“We’re writers and we can write about all kinds of topics, in my case Colombian topics, not only about (the process of Lebanese) integration and immigration,” he said.
He said this is true because he and other authors of Lebanese descent don’t feel Lebanese but rather Colombian, and also because of that community’s “complete” integration into Colombia society.
According to Fayad, who has lived in Paris, Barcelona and Stockholm and now resides in Berlin, the same is not the case in Europe.
“At the moment, Arab immigrants in Europe, or (people) of other nationalities, will always write about how they’ve integrated (into the new society). They always write about that, and the difficulties they’re having, how they’ve accommodated to society. They talk about justices and injustices … They never stop having the feeling of being from (elsewhere),” he said.
Another example of that contrast is that, whereas in Colombia people of Lebanese descent have lost the language of their parents – Fayad learned Arabic as an adult and “out of curiosity” -, in Europe many immigrants do not develop a good command of “the language of the country where they’ve arrived so as to conserve the language of their parents at all times.”
“It’s true there are a lot of Lebanese characters or Lebanese or Arab themes (in works by Colombian authors), but without there being any need whatsoever to be of Lebanese descent,” Fayad added.
The archetypical “Turk,” as he is commonly known because of the Ottoman Empire passport that he carries, appears in works by Garcia Marquez, Alvaro Mutis and Ruiz Gomez and, outside Colombia, in the books of Ernesto Sabato and Isabel Allende.
“They portray them as if they were Colombian, but with other names,” Fayad said.
Emigrants from Syria, Lebanon and Palestine who – like so many other Europeans – went to the Americas at the end of the 19th and early 20th centuries were known for their great vitality and left their mark on the entire hemisphere.
While their political apex in Colombia was reached with the election of President Julio Cesar Turbay in 1978, Colombian literature includes important writers of Arab descent such as Giovanni Quessep, Juan Gossain and Fayad himself. EFE

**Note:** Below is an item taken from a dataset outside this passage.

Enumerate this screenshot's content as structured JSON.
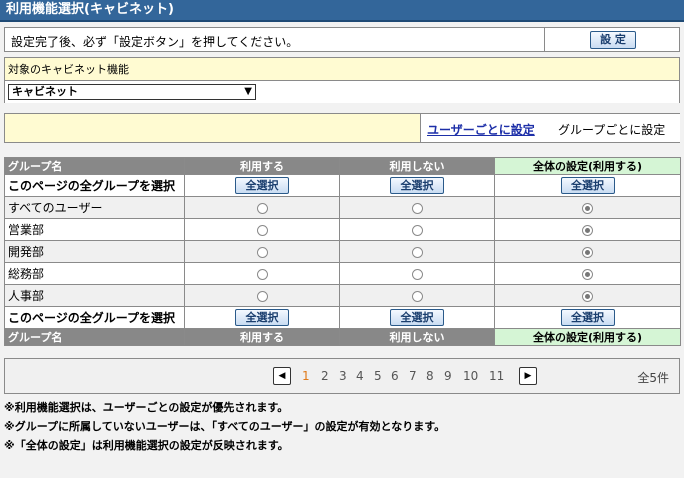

published in: Herald Tribune – Caracas, Wednesday 25th January 2017